Admittedly, yogurt is not a small part of General Mills, with $1.3 billion of “yogurt and other” sales last full fiscal year in the U.S., or about 13 percent of sales for the company’s largest business segment.

Mills got its start by getting the U.S. license for the Yoplait brand back in the late 1970s, and since then General Mills’ marketing was one of the ways more and more Americans found out yogurt can be a good thing to eat. U.S. consumption of yogurt per person grew 645 percent from 1980 through 2013, as tracked by the U.S. Department of Agriculture.

General Mills decided to buy 51 percent interest in the Yoplait business back in the summer of 2011. At the time, Mills was second only to the French company Danone in U.S. retail market share, according to Euromonitor, a global market research ­provider.

Five years later, Danone’s market share, including the Dannon and Stonyfield Farm brands, had held up pretty well, still with roughly a third of the market. But General Mills’ market share had fallen by nearly 25 percent. It’s now third, also trailing the Greek yogurt innovator Chobani LLC.

Yogurt sales in the last reported quarter for General Mills in the U.S. retail business declined 20 percent, a steeper rate of decline than in the first part of the current fiscal year. This is far worse than the performance of the last full fiscal year, when sales of yogurt in the U.S. slid 7 percent.

The company pointed to a presentation that Harmening gave earlier this year at a Florida investor meeting for some background on its thinking, including its long-term commitment to yogurt. Yogurt is a $78 billion worldwide consumer market that is growing, as one slide in the presentation explained, obviously too attractive a market to quit. In the United States, it plans to both refresh its current products as well as go after premium segments like natural and organic.

The biggest problem here in the United States appears to be what’s printed on the label and not what’s inside. When Greek yogurt sales were surging, introducing Yoplait Greek sounded to many consumers a little like some big food company executive wanted to try to cash in on the Greek yogurt trend. Better to buy a real Greek yogurt, shoppers reasoned, rather than something with Yoplait in the name.

That’s how, in a matter of years, Chobani pulled ahead of Yoplait. It’s an amazing case study, a little like watching a start-up like Tesla overtake Ford in just a few years.

In fairness to General Mills, nothing obvious comes to mind as a quick way to improve the company’s position in the U.S. What the company is trying, including better-tasting products, seems to be a good idea at just about any food company.

On the other hand, a “product renovation” is just the kind of incremental move the consulting firm Bain & Co. discussed in a study of corporate divestitures some years ago, finding that big companies often put off making the tough call on whether to get out or invest a lot more, choosing to tinker instead.

Bain had observed, looking back two decades, that companies really good at knowing when and how to sell a business delivered far better returns to investors than the average company. And the just average companies used a default strategy of buy-and-hold in their portfolio of businesses.
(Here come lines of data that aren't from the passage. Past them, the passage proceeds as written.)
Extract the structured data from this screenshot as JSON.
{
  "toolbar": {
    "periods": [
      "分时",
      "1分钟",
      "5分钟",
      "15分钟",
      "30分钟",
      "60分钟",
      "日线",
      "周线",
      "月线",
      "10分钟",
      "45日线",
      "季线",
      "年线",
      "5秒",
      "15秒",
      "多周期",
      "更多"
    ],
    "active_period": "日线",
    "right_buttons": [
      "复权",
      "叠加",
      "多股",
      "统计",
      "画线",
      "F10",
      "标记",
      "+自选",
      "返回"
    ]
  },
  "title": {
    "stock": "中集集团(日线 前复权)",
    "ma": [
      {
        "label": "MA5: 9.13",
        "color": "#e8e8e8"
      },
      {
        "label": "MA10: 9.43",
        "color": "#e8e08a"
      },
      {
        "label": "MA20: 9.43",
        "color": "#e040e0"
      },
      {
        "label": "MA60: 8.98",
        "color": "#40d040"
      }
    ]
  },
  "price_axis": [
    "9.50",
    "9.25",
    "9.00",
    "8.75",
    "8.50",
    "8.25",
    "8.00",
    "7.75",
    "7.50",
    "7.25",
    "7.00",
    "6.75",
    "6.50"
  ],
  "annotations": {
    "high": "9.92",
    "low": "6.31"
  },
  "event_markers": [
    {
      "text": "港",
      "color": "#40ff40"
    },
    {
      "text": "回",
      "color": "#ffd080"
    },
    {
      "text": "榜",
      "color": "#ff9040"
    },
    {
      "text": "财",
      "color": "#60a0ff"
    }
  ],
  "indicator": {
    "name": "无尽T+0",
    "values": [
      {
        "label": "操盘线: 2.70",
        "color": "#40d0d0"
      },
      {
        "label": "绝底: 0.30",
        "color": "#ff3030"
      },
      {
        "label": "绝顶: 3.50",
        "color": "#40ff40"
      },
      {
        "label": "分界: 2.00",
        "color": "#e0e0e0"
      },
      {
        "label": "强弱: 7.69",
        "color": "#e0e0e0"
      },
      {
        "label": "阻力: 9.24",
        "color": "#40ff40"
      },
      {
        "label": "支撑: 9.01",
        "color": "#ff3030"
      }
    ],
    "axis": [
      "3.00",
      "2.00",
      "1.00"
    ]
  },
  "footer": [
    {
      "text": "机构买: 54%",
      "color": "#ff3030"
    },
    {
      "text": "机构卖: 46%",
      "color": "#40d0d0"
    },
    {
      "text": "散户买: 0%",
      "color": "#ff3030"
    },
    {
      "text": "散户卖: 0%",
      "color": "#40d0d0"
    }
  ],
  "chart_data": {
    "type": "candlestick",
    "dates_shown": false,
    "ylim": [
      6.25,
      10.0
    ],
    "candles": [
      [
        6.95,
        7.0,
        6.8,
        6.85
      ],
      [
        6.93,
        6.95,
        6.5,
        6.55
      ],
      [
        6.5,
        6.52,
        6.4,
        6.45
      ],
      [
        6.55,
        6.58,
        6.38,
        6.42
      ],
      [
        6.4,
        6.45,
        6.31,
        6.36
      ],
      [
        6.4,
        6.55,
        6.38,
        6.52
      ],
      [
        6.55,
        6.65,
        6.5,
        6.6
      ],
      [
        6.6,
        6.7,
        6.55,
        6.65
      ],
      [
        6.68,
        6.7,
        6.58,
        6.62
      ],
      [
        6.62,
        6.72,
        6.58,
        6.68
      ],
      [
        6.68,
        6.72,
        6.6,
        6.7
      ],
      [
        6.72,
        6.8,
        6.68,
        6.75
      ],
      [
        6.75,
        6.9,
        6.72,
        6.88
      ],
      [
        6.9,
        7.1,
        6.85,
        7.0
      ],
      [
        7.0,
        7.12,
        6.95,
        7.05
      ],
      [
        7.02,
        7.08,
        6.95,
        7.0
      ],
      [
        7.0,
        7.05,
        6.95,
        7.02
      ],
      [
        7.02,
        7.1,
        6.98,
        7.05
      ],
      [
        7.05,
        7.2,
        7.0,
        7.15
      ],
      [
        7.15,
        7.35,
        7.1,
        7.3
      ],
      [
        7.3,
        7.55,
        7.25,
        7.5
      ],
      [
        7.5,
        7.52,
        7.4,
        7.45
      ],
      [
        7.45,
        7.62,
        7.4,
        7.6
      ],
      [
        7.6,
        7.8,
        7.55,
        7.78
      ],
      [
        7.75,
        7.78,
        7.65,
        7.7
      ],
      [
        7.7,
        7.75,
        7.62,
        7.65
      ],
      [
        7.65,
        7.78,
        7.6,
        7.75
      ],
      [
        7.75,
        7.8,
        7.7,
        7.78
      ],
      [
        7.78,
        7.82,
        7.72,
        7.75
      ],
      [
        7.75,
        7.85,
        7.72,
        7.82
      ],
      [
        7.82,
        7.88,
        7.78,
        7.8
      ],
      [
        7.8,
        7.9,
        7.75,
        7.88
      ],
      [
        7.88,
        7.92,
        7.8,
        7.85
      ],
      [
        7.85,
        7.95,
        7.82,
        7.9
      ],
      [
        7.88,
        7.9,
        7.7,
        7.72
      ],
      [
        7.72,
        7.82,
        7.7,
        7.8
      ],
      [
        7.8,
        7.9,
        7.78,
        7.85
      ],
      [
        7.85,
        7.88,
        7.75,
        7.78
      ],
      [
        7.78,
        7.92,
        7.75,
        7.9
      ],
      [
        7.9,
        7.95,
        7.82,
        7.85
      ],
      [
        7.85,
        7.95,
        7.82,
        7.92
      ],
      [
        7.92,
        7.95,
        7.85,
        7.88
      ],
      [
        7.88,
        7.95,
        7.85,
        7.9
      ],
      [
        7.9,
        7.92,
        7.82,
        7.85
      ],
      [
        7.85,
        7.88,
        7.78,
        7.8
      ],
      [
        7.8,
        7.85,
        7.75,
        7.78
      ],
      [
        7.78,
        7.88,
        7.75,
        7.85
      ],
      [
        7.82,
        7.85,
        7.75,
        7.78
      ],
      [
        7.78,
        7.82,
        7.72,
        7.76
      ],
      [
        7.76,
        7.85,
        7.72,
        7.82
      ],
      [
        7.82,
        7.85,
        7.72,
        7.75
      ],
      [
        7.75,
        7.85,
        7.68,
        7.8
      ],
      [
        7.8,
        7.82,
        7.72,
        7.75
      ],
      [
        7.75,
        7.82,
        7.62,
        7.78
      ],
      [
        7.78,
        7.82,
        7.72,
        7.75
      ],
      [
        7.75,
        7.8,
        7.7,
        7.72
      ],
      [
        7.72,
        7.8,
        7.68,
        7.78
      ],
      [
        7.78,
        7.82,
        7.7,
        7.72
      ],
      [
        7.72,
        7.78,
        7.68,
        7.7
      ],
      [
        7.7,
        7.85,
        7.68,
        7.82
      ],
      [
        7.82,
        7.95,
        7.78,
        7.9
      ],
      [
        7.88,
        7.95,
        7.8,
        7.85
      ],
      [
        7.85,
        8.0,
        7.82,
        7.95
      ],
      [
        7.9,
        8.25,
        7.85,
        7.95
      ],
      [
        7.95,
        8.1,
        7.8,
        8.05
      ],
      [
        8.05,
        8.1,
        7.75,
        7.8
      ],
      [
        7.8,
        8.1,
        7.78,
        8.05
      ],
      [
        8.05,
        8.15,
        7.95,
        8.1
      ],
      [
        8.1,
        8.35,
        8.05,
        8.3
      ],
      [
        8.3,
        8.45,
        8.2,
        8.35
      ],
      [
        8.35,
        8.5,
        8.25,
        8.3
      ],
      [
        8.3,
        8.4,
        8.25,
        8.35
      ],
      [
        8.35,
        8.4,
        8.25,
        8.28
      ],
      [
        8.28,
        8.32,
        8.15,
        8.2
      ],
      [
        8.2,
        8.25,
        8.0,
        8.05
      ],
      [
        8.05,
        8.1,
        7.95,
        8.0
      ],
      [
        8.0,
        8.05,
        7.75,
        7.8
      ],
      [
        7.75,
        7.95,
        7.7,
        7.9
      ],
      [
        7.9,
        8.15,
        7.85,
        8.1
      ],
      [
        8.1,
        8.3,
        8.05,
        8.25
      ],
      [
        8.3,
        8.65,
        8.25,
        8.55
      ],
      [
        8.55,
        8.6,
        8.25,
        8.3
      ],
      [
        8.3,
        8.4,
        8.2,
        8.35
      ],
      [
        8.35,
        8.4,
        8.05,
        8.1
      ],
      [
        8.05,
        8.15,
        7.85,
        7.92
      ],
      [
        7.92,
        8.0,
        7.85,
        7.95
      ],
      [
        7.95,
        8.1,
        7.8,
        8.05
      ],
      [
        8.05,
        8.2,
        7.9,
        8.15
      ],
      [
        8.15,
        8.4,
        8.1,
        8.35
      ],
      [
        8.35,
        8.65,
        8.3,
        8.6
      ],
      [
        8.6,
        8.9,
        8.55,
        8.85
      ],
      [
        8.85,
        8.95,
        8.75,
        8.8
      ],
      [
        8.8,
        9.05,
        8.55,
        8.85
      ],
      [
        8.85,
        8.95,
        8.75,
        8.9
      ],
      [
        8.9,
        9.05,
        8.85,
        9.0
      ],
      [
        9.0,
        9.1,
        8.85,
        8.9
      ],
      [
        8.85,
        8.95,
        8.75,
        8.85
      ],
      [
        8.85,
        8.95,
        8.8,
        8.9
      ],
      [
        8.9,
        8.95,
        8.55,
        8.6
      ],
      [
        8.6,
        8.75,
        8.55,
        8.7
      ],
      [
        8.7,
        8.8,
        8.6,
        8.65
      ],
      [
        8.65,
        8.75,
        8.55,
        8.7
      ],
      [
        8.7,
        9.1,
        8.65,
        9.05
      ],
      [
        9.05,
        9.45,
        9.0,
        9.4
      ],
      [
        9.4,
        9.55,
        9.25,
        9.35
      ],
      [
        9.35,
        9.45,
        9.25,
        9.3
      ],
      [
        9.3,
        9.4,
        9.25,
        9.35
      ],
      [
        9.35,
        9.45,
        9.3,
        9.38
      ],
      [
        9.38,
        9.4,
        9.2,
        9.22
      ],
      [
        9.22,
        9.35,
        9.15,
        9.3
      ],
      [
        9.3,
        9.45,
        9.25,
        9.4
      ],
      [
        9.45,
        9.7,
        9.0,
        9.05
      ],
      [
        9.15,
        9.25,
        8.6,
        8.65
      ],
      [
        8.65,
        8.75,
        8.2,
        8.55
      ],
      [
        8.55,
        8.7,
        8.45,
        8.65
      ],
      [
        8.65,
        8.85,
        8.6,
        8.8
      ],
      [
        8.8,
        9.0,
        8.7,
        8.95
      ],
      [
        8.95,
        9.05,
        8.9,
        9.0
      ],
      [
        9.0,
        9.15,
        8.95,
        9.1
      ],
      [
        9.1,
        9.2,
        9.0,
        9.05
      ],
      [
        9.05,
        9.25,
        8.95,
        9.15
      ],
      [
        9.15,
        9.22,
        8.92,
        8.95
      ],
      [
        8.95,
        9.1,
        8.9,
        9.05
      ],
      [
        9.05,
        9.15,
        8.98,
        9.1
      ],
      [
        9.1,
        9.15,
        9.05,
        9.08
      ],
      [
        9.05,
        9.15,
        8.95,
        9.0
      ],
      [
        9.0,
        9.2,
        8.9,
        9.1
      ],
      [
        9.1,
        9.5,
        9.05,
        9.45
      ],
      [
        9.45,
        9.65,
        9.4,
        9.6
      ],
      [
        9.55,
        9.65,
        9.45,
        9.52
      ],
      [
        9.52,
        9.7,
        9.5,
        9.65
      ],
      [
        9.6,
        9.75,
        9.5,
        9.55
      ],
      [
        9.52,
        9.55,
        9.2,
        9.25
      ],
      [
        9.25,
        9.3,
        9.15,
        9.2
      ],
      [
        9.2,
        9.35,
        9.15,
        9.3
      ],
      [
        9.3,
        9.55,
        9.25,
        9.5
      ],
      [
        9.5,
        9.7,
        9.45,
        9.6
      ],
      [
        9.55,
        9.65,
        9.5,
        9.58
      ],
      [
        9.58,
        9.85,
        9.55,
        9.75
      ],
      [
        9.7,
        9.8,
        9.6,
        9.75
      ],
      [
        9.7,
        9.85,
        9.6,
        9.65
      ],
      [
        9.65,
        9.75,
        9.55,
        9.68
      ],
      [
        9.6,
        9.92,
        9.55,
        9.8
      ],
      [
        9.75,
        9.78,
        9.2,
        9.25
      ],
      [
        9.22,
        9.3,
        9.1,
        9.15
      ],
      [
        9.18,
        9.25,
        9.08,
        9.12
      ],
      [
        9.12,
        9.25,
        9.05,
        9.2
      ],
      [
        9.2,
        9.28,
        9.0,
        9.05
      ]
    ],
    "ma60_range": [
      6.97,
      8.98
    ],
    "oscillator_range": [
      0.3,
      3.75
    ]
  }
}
The choices for any business unit that starts to go into the tank boil down to only three, according to the Bain analysis. One is to sell, another they called “milk” for cash flow and the other was “transform,” which is how the consultants talked about fundamentally changing the business, usually by committing a lot of additional time and capital.

Most companies look at these three choices and can’t ever seem to decide, maybe because executives can’t bring themselves to give up on a business that’s long been part of their success. But by putting off the decision they’ve effectively made a decision to milk it, and it continues to decline.

General Mills appears to have passed on at least one opportunity to shake up its yogurt business, the acquisition of Danone’s organic brand Stonyfield Farm. Danone first invested in this early organic innovator years ago, but this year it was forced to sell as part of a divestiture required to let a far bigger deal go through.

This is the kind of acquisition opportunity that does not come along very often. A far from definitive list gleaned from analyst comments earlier in the year has General Mills among several likely Stonyfield Farm bidders, and more candidates have appeared in news reports since then.

Here’s a thought: Maybe the losing bidders on the Stonyfield deal would jump if offered a chance to get into the U.S. market with Yoplait.